=== Begin Enclosure ===

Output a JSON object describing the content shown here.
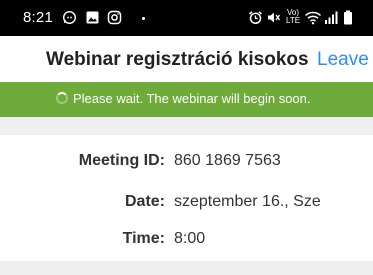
{
  "status_bar": {
    "time": "8:21",
    "volte_label": "Vo)\nLTE",
    "icons": [
      "whatsapp-icon",
      "image-icon",
      "instagram-icon",
      "alarm-icon",
      "mute-icon",
      "wifi-icon",
      "signal-icon",
      "battery-icon"
    ]
  },
  "header": {
    "title": "Webinar regisztráció kisokos",
    "leave_label": "Leave"
  },
  "banner": {
    "message": "Please wait. The webinar will begin soon.",
    "color": "#6fab3a"
  },
  "details": [
    {
      "label": "Meeting ID:",
      "value": "860 1869 7563"
    },
    {
      "label": "Date:",
      "value": "szeptember 16., Sze"
    },
    {
      "label": "Time:",
      "value": "8:00"
    }
  ],
  "colors": {
    "accent": "#2d8cff",
    "band": "#efefef",
    "status_bar": "#000000"
  }
}
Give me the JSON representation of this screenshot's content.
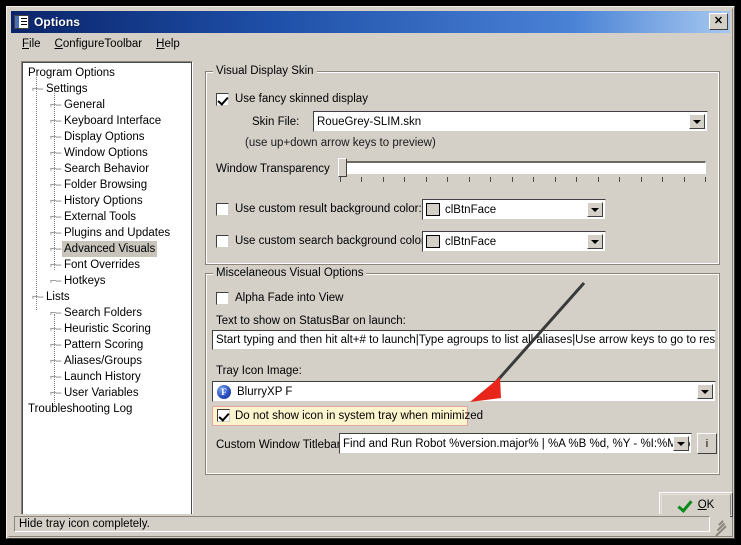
{
  "window": {
    "title": "Options",
    "icon": "options-checklist-icon",
    "close_label": "✕"
  },
  "menu": [
    {
      "label": "File",
      "mnemonic": "F"
    },
    {
      "label": "ConfigureToolbar",
      "mnemonic": "C"
    },
    {
      "label": "Help",
      "mnemonic": "H"
    }
  ],
  "tree": {
    "nodes": [
      {
        "label": "Program Options",
        "level": 0,
        "selected": false
      },
      {
        "label": "Settings",
        "level": 1,
        "selected": false
      },
      {
        "label": "General",
        "level": 2,
        "selected": false
      },
      {
        "label": "Keyboard Interface",
        "level": 2,
        "selected": false
      },
      {
        "label": "Display Options",
        "level": 2,
        "selected": false
      },
      {
        "label": "Window Options",
        "level": 2,
        "selected": false
      },
      {
        "label": "Search Behavior",
        "level": 2,
        "selected": false
      },
      {
        "label": "Folder Browsing",
        "level": 2,
        "selected": false
      },
      {
        "label": "History Options",
        "level": 2,
        "selected": false
      },
      {
        "label": "External Tools",
        "level": 2,
        "selected": false
      },
      {
        "label": "Plugins and Updates",
        "level": 2,
        "selected": false
      },
      {
        "label": "Advanced Visuals",
        "level": 2,
        "selected": true
      },
      {
        "label": "Font Overrides",
        "level": 2,
        "selected": false
      },
      {
        "label": "Hotkeys",
        "level": 2,
        "selected": false
      },
      {
        "label": "Lists",
        "level": 1,
        "selected": false
      },
      {
        "label": "Search Folders",
        "level": 2,
        "selected": false
      },
      {
        "label": "Heuristic Scoring",
        "level": 2,
        "selected": false
      },
      {
        "label": "Pattern Scoring",
        "level": 2,
        "selected": false
      },
      {
        "label": "Aliases/Groups",
        "level": 2,
        "selected": false
      },
      {
        "label": "Launch History",
        "level": 2,
        "selected": false
      },
      {
        "label": "User Variables",
        "level": 2,
        "selected": false
      },
      {
        "label": "Troubleshooting Log",
        "level": 0,
        "selected": false
      }
    ]
  },
  "skin_group": {
    "title": "Visual Display Skin",
    "fancy_skin_label": "Use fancy skinned display",
    "fancy_skin_checked": true,
    "skin_file_label": "Skin File:",
    "skin_file_value": "RoueGrey-SLIM.skn",
    "skin_hint": "(use up+down arrow keys to preview)",
    "transparency_label": "Window Transparency",
    "transparency_value": 0,
    "transparency_ticks": 18,
    "result_color_label": "Use custom result background color:",
    "result_color_checked": false,
    "result_color_value": "clBtnFace",
    "result_color_swatch": "#d4d0c8",
    "search_color_label": "Use custom search background color:",
    "search_color_checked": false,
    "search_color_value": "clBtnFace",
    "search_color_swatch": "#d4d0c8"
  },
  "misc_group": {
    "title": "Miscelaneous Visual Options",
    "alpha_fade_label": "Alpha Fade into View",
    "alpha_fade_checked": false,
    "statusbar_text_label": "Text to show on StatusBar on launch:",
    "statusbar_text_value": "Start typing and then hit alt+# to launch|Type agroups to list all aliases|Use arrow keys to go to results|Hit",
    "tray_icon_label": "Tray Icon Image:",
    "tray_icon_value": "BlurryXP F",
    "tray_icon_glyph": "F",
    "hide_tray_label": "Do not show icon in system tray when minimized",
    "hide_tray_checked": true,
    "hide_tray_highlight_fill": "#fbf4cd",
    "hide_tray_highlight_border": "#e3a5a5",
    "titlebar_label": "Custom Window Titlebar:",
    "titlebar_value": "Find and Run Robot %version.major% | %A %B %d, %Y  -  %I:%M %p",
    "info_button_label": "i"
  },
  "footer": {
    "ok_label": "OK",
    "ok_mnemonic": "O",
    "status_text": "Hide tray icon completely."
  },
  "annotation": {
    "arrow_color": "#3a3a3a",
    "arrowhead_color": "#e8251b",
    "points_to": "hide-tray-checkbox"
  }
}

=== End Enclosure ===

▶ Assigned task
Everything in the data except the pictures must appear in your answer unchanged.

▶ Completed exercise
Output a JSON object describing the content shown here.
{
  "status_bar": {
    "time": "8:21",
    "volte_label": "Vo)\nLTE",
    "icons": [
      "whatsapp-icon",
      "image-icon",
      "instagram-icon",
      "alarm-icon",
      "mute-icon",
      "wifi-icon",
      "signal-icon",
      "battery-icon"
    ]
  },
  "header": {
    "title": "Webinar regisztráció kisokos",
    "leave_label": "Leave"
  },
  "banner": {
    "message": "Please wait. The webinar will begin soon.",
    "color": "#6fab3a"
  },
  "details": [
    {
      "label": "Meeting ID:",
      "value": "860 1869 7563"
    },
    {
      "label": "Date:",
      "value": "szeptember 16., Sze"
    },
    {
      "label": "Time:",
      "value": "8:00"
    }
  ],
  "colors": {
    "accent": "#2d8cff",
    "band": "#efefef",
    "status_bar": "#000000"
  }
}
Give me the JSON representation of this screenshot's content.
{
  "window": {
    "title": "Options",
    "icon": "options-checklist-icon",
    "close_label": "✕"
  },
  "menu": [
    {
      "label": "File",
      "mnemonic": "F"
    },
    {
      "label": "ConfigureToolbar",
      "mnemonic": "C"
    },
    {
      "label": "Help",
      "mnemonic": "H"
    }
  ],
  "tree": {
    "nodes": [
      {
        "label": "Program Options",
        "level": 0,
        "selected": false
      },
      {
        "label": "Settings",
        "level": 1,
        "selected": false
      },
      {
        "label": "General",
        "level": 2,
        "selected": false
      },
      {
        "label": "Keyboard Interface",
        "level": 2,
        "selected": false
      },
      {
        "label": "Display Options",
        "level": 2,
        "selected": false
      },
      {
        "label": "Window Options",
        "level": 2,
        "selected": false
      },
      {
        "label": "Search Behavior",
        "level": 2,
        "selected": false
      },
      {
        "label": "Folder Browsing",
        "level": 2,
        "selected": false
      },
      {
        "label": "History Options",
        "level": 2,
        "selected": false
      },
      {
        "label": "External Tools",
        "level": 2,
        "selected": false
      },
      {
        "label": "Plugins and Updates",
        "level": 2,
        "selected": false
      },
      {
        "label": "Advanced Visuals",
        "level": 2,
        "selected": true
      },
      {
        "label": "Font Overrides",
        "level": 2,
        "selected": false
      },
      {
        "label": "Hotkeys",
        "level": 2,
        "selected": false
      },
      {
        "label": "Lists",
        "level": 1,
        "selected": false
      },
      {
        "label": "Search Folders",
        "level": 2,
        "selected": false
      },
      {
        "label": "Heuristic Scoring",
        "level": 2,
        "selected": false
      },
      {
        "label": "Pattern Scoring",
        "level": 2,
        "selected": false
      },
      {
        "label": "Aliases/Groups",
        "level": 2,
        "selected": false
      },
      {
        "label": "Launch History",
        "level": 2,
        "selected": false
      },
      {
        "label": "User Variables",
        "level": 2,
        "selected": false
      },
      {
        "label": "Troubleshooting Log",
        "level": 0,
        "selected": false
      }
    ]
  },
  "skin_group": {
    "title": "Visual Display Skin",
    "fancy_skin_label": "Use fancy skinned display",
    "fancy_skin_checked": true,
    "skin_file_label": "Skin File:",
    "skin_file_value": "RoueGrey-SLIM.skn",
    "skin_hint": "(use up+down arrow keys to preview)",
    "transparency_label": "Window Transparency",
    "transparency_value": 0,
    "transparency_ticks": 18,
    "result_color_label": "Use custom result background color:",
    "result_color_checked": false,
    "result_color_value": "clBtnFace",
    "result_color_swatch": "#d4d0c8",
    "search_color_label": "Use custom search background color:",
    "search_color_checked": false,
    "search_color_value": "clBtnFace",
    "search_color_swatch": "#d4d0c8"
  },
  "misc_group": {
    "title": "Miscelaneous Visual Options",
    "alpha_fade_label": "Alpha Fade into View",
    "alpha_fade_checked": false,
    "statusbar_text_label": "Text to show on StatusBar on launch:",
    "statusbar_text_value": "Start typing and then hit alt+# to launch|Type agroups to list all aliases|Use arrow keys to go to results|Hit",
    "tray_icon_label": "Tray Icon Image:",
    "tray_icon_value": "BlurryXP F",
    "tray_icon_glyph": "F",
    "hide_tray_label": "Do not show icon in system tray when minimized",
    "hide_tray_checked": true,
    "hide_tray_highlight_fill": "#fbf4cd",
    "hide_tray_highlight_border": "#e3a5a5",
    "titlebar_label": "Custom Window Titlebar:",
    "titlebar_value": "Find and Run Robot %version.major% | %A %B %d, %Y  -  %I:%M %p",
    "info_button_label": "i"
  },
  "footer": {
    "ok_label": "OK",
    "ok_mnemonic": "O",
    "status_text": "Hide tray icon completely."
  },
  "annotation": {
    "arrow_color": "#3a3a3a",
    "arrowhead_color": "#e8251b",
    "points_to": "hide-tray-checkbox"
  }
}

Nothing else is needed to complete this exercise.